Using physical activity to help people with arthritis

Nearly three-quarters of people with osteoarthritis report some form of constant pain, which in itself reduces quality of life.

Arthritis Research UK recently published a report in partnership with the Department of Health, Public Health England and NHS England: ‘Providing physical activity for people with musculoskeletal conditions’. The report highlights the role that local authorities play in supporting people with musculoskeletal conditions (including arthritis) to be physically active.

Nearly three-quarters of people with osteoarthritis report some form of constant pain, which in itself reduces quality of life. People with musculoskeletal conditions (including arthritis) are less likely to be employed, and more likely to retire early, than those in good health. However, physical activity can help tackle the pain of arthritis.

A musculoskeletal condition (including arthritis) can be a barrier to physical activity for many reasons such as:

  • Pain when exercising
  • Fear of exacerbating their condition
  • Restriction of movement
  • Fatigue (which is common for people with painful musculsoketal conditions)
  • Confidence in knowing how to become physically active
  • Thinking of physical activity as ‘not for me’

However, with the right information, training and resources leisure facilities can be made arthritis friendly and encourage participation in physical activity.

The role of local authorities
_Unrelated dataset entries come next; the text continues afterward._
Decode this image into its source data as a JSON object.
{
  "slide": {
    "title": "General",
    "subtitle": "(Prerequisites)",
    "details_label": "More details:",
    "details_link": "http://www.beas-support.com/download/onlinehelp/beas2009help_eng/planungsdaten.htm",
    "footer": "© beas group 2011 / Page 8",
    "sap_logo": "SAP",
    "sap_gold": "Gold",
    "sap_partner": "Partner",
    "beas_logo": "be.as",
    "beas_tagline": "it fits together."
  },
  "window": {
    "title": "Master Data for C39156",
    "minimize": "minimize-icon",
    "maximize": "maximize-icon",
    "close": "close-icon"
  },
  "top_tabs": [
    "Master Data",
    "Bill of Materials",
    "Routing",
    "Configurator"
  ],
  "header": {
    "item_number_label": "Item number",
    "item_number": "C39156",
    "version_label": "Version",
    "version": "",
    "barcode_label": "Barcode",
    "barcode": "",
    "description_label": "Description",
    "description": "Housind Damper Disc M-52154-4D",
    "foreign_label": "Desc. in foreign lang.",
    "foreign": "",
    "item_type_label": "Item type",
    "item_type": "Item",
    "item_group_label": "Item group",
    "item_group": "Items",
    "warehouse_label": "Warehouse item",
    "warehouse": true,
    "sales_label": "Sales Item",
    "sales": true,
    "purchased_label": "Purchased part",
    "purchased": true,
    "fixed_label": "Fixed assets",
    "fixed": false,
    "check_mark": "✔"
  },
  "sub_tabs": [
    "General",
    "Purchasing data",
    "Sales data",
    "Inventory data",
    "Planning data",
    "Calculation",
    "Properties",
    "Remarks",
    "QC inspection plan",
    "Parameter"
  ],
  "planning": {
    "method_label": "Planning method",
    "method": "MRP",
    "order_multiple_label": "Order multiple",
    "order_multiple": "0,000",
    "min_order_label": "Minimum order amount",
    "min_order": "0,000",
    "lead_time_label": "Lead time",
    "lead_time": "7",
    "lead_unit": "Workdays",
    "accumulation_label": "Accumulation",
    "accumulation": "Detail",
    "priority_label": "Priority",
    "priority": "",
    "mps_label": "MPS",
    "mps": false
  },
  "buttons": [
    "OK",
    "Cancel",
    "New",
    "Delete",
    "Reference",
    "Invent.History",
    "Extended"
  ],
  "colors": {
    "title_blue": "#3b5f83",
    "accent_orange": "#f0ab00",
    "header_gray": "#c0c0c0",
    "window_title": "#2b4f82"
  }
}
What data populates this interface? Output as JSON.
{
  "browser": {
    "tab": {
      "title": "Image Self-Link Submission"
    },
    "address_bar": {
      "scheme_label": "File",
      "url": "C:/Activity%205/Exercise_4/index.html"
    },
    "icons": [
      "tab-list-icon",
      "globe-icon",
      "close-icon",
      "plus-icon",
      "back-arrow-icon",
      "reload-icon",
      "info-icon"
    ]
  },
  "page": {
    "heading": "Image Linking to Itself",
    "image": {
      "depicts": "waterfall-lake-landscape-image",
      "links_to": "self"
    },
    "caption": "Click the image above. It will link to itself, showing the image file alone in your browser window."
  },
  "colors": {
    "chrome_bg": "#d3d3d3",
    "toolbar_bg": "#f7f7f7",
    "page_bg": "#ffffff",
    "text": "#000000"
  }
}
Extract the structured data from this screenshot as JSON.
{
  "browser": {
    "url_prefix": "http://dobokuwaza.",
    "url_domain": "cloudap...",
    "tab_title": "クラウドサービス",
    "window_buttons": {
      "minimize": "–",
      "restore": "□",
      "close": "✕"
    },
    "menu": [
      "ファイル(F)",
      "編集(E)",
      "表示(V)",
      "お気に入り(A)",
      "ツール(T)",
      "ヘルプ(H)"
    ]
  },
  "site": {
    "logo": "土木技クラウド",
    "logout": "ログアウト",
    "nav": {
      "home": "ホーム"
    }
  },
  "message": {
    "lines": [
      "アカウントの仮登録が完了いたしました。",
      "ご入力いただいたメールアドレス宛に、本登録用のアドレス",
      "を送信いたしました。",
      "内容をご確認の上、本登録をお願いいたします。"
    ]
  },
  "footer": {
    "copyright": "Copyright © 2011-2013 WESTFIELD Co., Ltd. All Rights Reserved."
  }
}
Local authority physical activity provision is a core element of a comprehensive approach to support people with musculoskeletal conditions. There is therefore an opportunity for commissioners to include the impact of arthritis and musculoskeletal conditions (including arthritis) in these assessments then ensure this need is met in local physical activity plans. Local authorities can work in partnership with other local organisations such as clinical commissioning groups and leisure providers to ensure local provision is mapped, and systems and training put in place so people are signposted to physical activity programmes that are most suitable for their condition.

Case Study - Royal Borough of Greenwich Healthwise Physical Activity Referral Scheme (GP Referrals).

Since 2004, the Royal Borough of Greenwich has funded Healthwise which is run by Greenwich Better (local leisure provider) in partnership with other local organisations. The Healthwise scheme is available to Greenwich residents with long term conditions, including those with musculoskeletal conditions(including arthritis), who want to become more physically active.

The scheme runs for 13 weeks and offers support and motivation for people to become and remain physically active. Participants must be referred by their GP or nurse and will receive an individually tailored exercise programme and access to a number of classes across the Borough. These classes are delivered by a qualified and experienced instructor.

Keys statistics for last year (2015/16):

  • 468 GPs and Allied Health Professionals referred to the service from 74 GP surgeries or acute hospital departments
  • 1,748 people started the programme and the completion rate was 58%
  • 97% of participants reported increased awareness, confidence, knowledge and skills at completion
  • 17% of participants reported having a musculoskeletal condition
  • 80% of participants increased their physical activity levels, 12% decreased and 8% stayed the same
  • 65% of participants showed an improvement in health outcomes

More information on accessing the scheme is available online.

Get in touch

Arthritis Research UK wants to learn about examples of good practice in physical activity promotion and support. You might have ideas for new interventions or already be delivering bespoke services that are working successfully for people with musculoskeletal conditions.

Please email